The power of the collective “Black Dollar” is often discussed. However, that power has been left unchanneled. Today is the day to change that. A one-time boycott is not going to bring long-term change and respect to our community. Our community has launched boycotts before. Our success and ascension will be based on what we consistently do. For this reason, we should initiate “BUY BLACK FRIDAYS.”
BUY BLACK FRIDAYS is a small step towards our community acquiring power via controlling our economics. Every Friday, people who acknowledge the injustice and oppression that the African American community has been consistently subjected to should do one of the following:
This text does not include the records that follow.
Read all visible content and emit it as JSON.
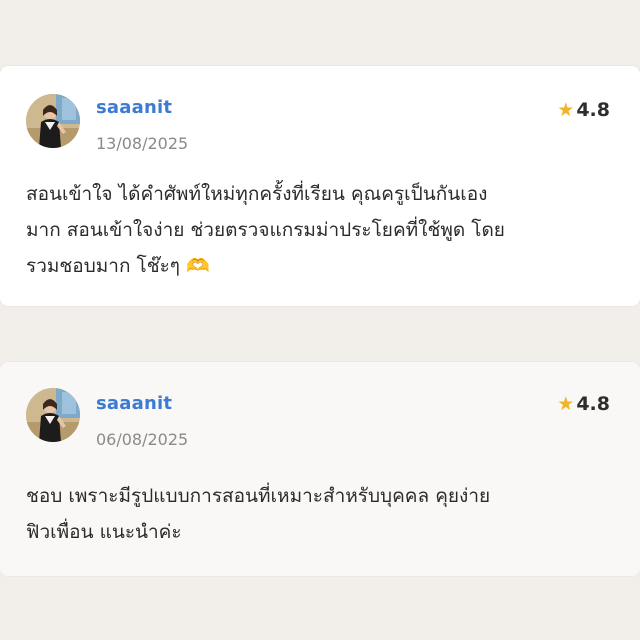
{
  "reviews": [
    {
      "reviewer_name": "saaanit",
      "date": "13/08/2025",
      "rating": "4.8",
      "rating_icon": "star-icon",
      "text": "สอนเข้าใจ ได้คำศัพท์ใหม่ทุกครั้งที่เรียน คุณครูเป็นกันเอง\nมาก สอนเข้าใจง่าย ช่วยตรวจแกรมม่าประโยคที่ใช้พูด โดย\nรวมชอบมาก โช๊ะๆ 🫶"
    },
    {
      "reviewer_name": "saaanit",
      "date": "06/08/2025",
      "rating": "4.8",
      "rating_icon": "star-icon",
      "text": "ชอบ เพราะมีรูปแบบการสอนที่เหมาะสำหรับบุคคล คุยง่าย\nฟิวเพื่อน แนะนำค่ะ"
    }
  ],
  "colors": {
    "background": "#f2efea",
    "card": "#ffffff",
    "name": "#3b7bd4",
    "star": "#f0b429",
    "date": "#8a8a8a",
    "text": "#2b2b2b"
  }
}
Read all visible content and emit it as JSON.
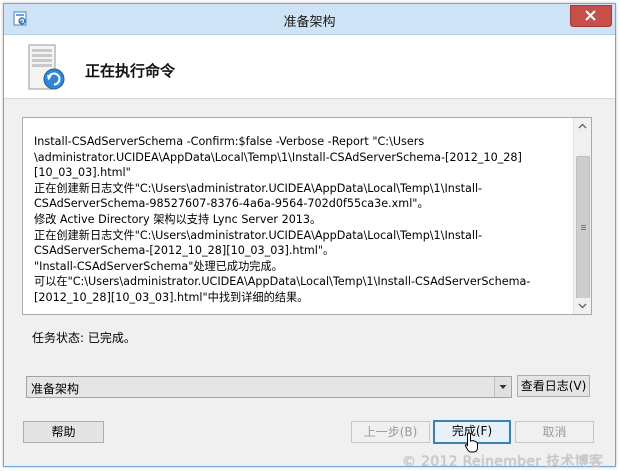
{
  "window": {
    "title": "准备架构"
  },
  "header": {
    "heading": "正在执行命令"
  },
  "log": {
    "text": "Install-CSAdServerSchema -Confirm:$false -Verbose -Report \"C:\\Users\n\\administrator.UCIDEA\\AppData\\Local\\Temp\\1\\Install-CSAdServerSchema-[2012_10_28]\n[10_03_03].html\"\n正在创建新日志文件\"C:\\Users\\administrator.UCIDEA\\AppData\\Local\\Temp\\1\\Install-\nCSAdServerSchema-98527607-8376-4a6a-9564-702d0f55ca3e.xml\"。\n修改 Active Directory 架构以支持 Lync Server 2013。\n正在创建新日志文件\"C:\\Users\\administrator.UCIDEA\\AppData\\Local\\Temp\\1\\Install-\nCSAdServerSchema-[2012_10_28][10_03_03].html\"。\n\"Install-CSAdServerSchema\"处理已成功完成。\n可以在\"C:\\Users\\administrator.UCIDEA\\AppData\\Local\\Temp\\1\\Install-CSAdServerSchema-\n[2012_10_28][10_03_03].html\"中找到详细的结果。"
  },
  "status": {
    "text": "任务状态: 已完成。"
  },
  "combo": {
    "value": "准备架构"
  },
  "buttons": {
    "view_log": "查看日志(V)",
    "help": "帮助",
    "back": "上一步(B)",
    "finish": "完成(F)",
    "cancel": "取消"
  },
  "watermark": "© 2012 Reinember 技术博客",
  "colors": {
    "titlebar": "#cfe3f6",
    "close": "#c74f4a",
    "default_button_border": "#3c7fb1"
  },
  "icons": [
    "window-app-icon",
    "close-icon",
    "server-refresh-icon",
    "scroll-up-icon",
    "scroll-down-icon",
    "dropdown-arrow-icon",
    "mouse-cursor-icon"
  ]
}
Option #1: Spend $0 on Friday
Option #2: Spend no more than $10 on Friday
Option #3: Only Shop at Black Businesses on Friday
[PLEASE NOTE THAT THE ABOVE OPTIONS CAN & SHOULD BE EXERCISED ON A DAILY BASIS. However, we can all at the very least focus on Fridays. This way we can take a collective stand and build our collective discipline. Please remember that this is only Phase 1!].
To the people who are tempted to label “BUY BLACK FRIDAYS” as racist, I say this: In the big scheme of things, this is about right & wrong, justice & injustice. The African American community is a strong, proud community that has endured the brunt of America’s iron fist. We must stop the pounding. I feel that any fair-minded individual will concur, and join in.
ANY business that is privileged to enjoy the support of the African American community MUST return that support.
I thank you in advance for your effort and dedication.
-Elsie Law AKA Starface
“Over and over again, we keep saying, ‘Why do these things keep happening?’ You got a system in place that guarantees that it will happen. You don’t have to keep having demonstrations saying why. It goes with the territory.” -Neely Fuller Jr.
“[Don’t] get addicted to looking at these small iPhone screens. See, you get accustomed to looking there in a narrow space, as opposed to paying attention broadly to what’s happening around you.” -Dr. Frances Cress Welsing
“Usually things happen out of nowhere because someone planned it while you were asleep…Surprises on this battlefield. Always be prepared for them…Codify everything. What if?” -Neely Fuller Jr.
“New York, a city whose development had been so decisively shaped by slavery. In 1860, the city’s 12,472 blacks were widely dispersed among eight different wards, in enclaves that, while often separate, were not sharply demarcated in the manner of segregated ghettos of twentieth-century Northern cities.
Black New Yorkers’ choice of where to live was hardly a free one: they clustered in certain neigborhoods because few white landlords would rent to them.” -From, “Slavery In New York”
“New York City was a proslavery outpost on the edges of the confederate slave empire.” -From, “Slavery In New York”
“Filmmakers use [this] trick. They sell dreams to the gullible and keep them engaged in dreaming. Ironically, those who watch the dream of prosperity remain poor while the filmmakers who show the dreams make lots of money.” -From “9 Secrets Of Successful Meditation”